Monday, April 30, 2018

Flooding potential on the rise in southern Quebec

Minor flooding was reported along the Milles-Iles River in Laval over the weekend. (Radio Canada)
The miserably cold and wet month of April is finally drawing to a close today. Once the final data is digested, I think we will find that many parts of the country, including Montreal, had one of the coldest April's on record. As we move into May, the hope is warmer air will finally win over here in southern Quebec. First we have to deal with what should be a "normal" flood season, and at least at this point, nothing record breaking like 2017. Hydro Meteo has been monitoring the waterways across the province, and has issued flood watches for many regions. Locally, a flood watch in in effect for the Townships and Laval. While water levels are sharply rising, only minor flooding has been reported to date. Over the weekend, 25 to 50mm of rain was reported across the area. With the ground saturated from earlier precipitation and snowmelt, most of this will runoff directly into rivers and streams. Hydro Meteo issued an update at 6am Monday, reporting significant rises in rivers across the Beauce, Eastern Townships, Quebec City, Mauricie and Lanaudiere. They are reminding residents who live close to waterways or in flood prone areas to remain vigilant.

The upper level low that produced the rainy and cold weekend, will meander into New Hampshire today, and eventually Atlantic Canada by Tuesday. More showers can be expected in Montreal today, with a cool high of 10C (50F). On Tuesday, skies will slowly clear, followed by the warmest surge of air so far this season. Expect a high of 17C (63F) Tuesday, and up to 24C (75F) Wednesday. Unfortunately another frontal system will arrive on Thursday, with more showers and perhaps even the first round of thunderstorms this year. Rainfall amounts may be significant in southern Quebec, adding to the current flood concerns.

Tuesday, April 17, 2018

Record setting storm slowly moving east

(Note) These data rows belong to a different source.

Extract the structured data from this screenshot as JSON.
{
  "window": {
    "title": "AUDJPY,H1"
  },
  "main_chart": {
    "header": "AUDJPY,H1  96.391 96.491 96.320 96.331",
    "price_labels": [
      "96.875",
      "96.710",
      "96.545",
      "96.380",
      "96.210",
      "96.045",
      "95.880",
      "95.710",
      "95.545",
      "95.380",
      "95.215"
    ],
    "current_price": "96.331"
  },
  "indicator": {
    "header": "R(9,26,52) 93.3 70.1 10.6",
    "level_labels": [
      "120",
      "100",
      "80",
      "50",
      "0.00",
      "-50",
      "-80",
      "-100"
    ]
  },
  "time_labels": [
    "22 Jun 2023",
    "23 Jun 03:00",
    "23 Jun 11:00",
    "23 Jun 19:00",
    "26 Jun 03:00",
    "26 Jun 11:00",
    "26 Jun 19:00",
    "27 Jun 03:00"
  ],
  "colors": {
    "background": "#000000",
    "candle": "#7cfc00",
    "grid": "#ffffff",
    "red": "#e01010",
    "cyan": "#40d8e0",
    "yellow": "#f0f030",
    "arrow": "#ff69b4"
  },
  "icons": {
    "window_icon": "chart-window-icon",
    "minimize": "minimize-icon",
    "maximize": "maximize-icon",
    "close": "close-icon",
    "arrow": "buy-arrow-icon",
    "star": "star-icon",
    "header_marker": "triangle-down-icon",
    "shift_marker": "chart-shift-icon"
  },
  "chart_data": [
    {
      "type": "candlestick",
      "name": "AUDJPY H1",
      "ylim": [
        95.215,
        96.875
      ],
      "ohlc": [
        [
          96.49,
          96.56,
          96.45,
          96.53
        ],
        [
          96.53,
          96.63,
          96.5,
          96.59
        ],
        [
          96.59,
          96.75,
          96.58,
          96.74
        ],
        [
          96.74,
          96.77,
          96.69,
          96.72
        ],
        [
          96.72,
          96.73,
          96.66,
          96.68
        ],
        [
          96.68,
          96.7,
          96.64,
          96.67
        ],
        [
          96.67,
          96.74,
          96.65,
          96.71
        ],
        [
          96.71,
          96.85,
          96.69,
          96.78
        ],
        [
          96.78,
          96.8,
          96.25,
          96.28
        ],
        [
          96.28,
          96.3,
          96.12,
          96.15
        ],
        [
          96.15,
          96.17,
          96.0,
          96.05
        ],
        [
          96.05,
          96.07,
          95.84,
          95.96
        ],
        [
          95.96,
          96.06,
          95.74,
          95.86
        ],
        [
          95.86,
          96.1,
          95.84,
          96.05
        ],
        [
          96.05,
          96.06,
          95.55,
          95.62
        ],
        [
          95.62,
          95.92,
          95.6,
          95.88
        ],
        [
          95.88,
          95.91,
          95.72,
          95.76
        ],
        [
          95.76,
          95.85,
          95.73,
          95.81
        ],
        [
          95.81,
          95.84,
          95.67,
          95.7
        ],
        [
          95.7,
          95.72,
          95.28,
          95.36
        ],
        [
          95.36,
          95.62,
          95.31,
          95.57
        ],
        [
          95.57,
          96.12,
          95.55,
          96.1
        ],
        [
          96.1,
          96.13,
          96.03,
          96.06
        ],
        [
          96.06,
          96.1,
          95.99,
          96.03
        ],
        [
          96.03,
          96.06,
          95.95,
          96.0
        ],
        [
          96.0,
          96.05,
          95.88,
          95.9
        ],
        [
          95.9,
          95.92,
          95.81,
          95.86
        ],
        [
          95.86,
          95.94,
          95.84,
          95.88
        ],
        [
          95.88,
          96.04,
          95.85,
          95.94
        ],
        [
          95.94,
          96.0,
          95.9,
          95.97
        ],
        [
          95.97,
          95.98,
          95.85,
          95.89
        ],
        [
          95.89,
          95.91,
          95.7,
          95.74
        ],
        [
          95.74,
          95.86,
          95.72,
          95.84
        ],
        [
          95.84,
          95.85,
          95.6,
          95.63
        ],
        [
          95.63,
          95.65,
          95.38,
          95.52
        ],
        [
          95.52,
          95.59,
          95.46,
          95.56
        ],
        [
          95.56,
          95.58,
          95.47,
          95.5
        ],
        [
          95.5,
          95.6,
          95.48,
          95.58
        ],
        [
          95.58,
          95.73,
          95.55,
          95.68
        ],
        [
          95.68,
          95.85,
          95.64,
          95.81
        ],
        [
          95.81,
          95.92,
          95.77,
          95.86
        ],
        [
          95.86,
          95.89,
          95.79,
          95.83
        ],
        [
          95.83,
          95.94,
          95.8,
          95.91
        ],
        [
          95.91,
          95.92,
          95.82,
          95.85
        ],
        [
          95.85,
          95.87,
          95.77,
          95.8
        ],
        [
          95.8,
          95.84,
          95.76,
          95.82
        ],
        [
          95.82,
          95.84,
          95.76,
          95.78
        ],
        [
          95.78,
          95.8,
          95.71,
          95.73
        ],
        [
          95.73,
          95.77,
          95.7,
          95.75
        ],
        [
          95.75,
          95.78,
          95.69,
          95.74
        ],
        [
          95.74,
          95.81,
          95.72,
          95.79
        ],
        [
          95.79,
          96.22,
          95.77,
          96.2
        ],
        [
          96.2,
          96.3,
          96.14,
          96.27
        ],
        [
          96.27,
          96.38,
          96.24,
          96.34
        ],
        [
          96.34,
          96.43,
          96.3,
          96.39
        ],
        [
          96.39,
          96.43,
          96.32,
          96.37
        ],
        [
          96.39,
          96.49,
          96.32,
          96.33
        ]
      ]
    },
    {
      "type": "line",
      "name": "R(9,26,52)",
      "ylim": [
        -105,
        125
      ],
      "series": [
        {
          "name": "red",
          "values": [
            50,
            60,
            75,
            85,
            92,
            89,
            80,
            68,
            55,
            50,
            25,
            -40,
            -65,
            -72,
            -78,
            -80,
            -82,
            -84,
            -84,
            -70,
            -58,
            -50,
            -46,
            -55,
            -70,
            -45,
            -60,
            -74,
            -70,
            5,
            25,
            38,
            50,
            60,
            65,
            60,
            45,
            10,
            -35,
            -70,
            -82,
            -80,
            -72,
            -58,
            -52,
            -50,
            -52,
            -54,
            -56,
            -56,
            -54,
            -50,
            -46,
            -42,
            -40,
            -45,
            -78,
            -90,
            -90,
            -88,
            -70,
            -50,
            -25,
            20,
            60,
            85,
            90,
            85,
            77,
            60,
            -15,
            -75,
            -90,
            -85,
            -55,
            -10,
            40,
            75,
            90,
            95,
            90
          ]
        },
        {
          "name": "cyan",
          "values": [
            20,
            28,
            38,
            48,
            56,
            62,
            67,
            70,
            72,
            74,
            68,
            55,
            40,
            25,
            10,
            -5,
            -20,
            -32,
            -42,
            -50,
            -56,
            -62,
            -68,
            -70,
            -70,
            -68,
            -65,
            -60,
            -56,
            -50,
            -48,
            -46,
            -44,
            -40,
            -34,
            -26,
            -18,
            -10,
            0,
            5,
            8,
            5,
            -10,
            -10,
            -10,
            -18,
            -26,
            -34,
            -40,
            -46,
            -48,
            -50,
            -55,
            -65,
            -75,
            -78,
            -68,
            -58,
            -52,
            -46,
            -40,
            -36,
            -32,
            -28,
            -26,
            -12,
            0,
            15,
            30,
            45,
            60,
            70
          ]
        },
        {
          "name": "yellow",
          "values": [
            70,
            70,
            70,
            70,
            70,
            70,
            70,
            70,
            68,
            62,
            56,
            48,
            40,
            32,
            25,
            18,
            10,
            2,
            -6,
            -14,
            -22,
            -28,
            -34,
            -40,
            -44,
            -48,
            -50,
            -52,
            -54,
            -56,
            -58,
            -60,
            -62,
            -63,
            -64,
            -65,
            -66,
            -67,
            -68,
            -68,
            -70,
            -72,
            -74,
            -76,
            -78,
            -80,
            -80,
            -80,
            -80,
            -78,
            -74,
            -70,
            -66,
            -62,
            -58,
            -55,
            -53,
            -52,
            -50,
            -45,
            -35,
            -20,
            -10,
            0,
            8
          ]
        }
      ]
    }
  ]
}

Hydro Ottawa poles were snapped in half after 9 hours of freezing rain across the National Capital region. (Hydro Ottawa Photo)
The storm that produced hour upon hour of freezing rain across southern Ontario and Quebec, is slowly releasing its grip on the region. The system was responsible for 9 hours of freezing rain in Montreal, the longest April event ever, dating back to 1953. Between 10 and 20mm of ice fell on the city and suburbs, delaying flights and closing most schools. A peak wind gust of 63km/h occurred at Trudeau Airport. Scattered power outages were also reported, mainly off island to the south and west.

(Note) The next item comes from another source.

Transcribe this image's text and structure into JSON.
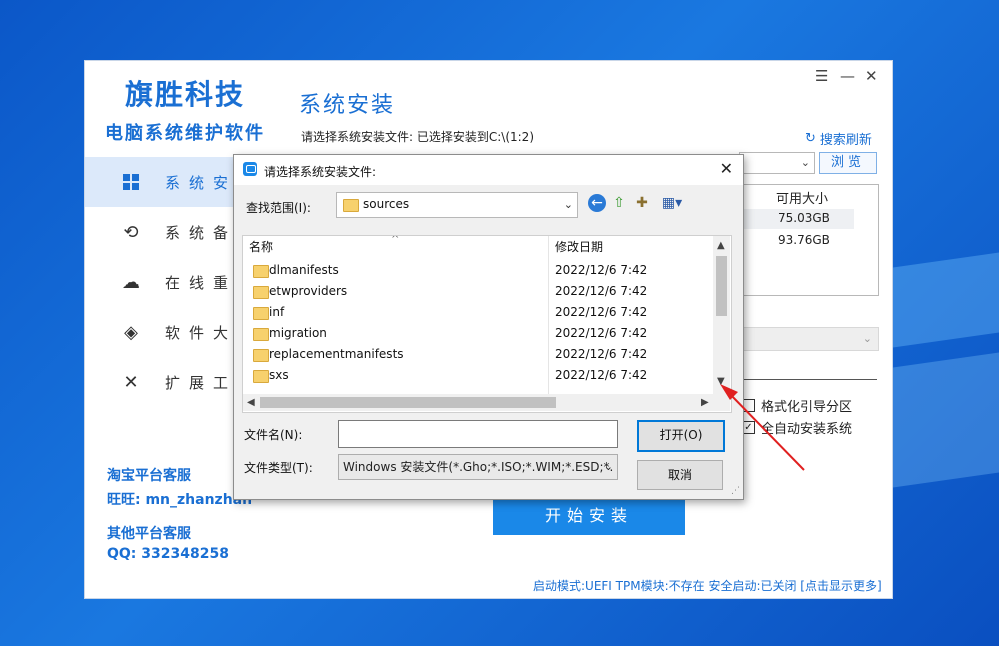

In Ontario, the storm was much worse. Over 80mm of frozen precipitation (rain and ice pellets) fell on Toronto over 24 hours. A peak wind gust of 98km/h occurred at Billy Bishop Airport. In Ottawa and Gatineau, 9 hours of freezing rain deposited 28mm of ice. Power was out to over 60,000 homes in the region, including 44,000 on the Quebec side of the border. The ice snapped hydro poles in half in Ottawa. The Ontario Provincial Police reported hundreds of accidents over the weekend and Monday as a result of the late season storm. The Toronto Blue Jays baseball game was postponed Monday night due to ice falling from the CN Tower onto the roof of Rogers Centre.

The same storm was responsible for heavy snow across the central Great Lakes. Wiarton, Ontario reported 39.6cm of snow, while Green Bay, Wisconsin was hit with their second largest snowstorm ever, 24.2 inches. You have to go back 130 years to March 1-2, 1888 for the largest storm, 29 inches. On the warm side of the storm, widespread severe thunderstorms stretched from Arkansas to the Carolinas. Several tornadoes occurred as well as large hail. Widespread damage was reported, along with multiple injuries and at least four fatalities.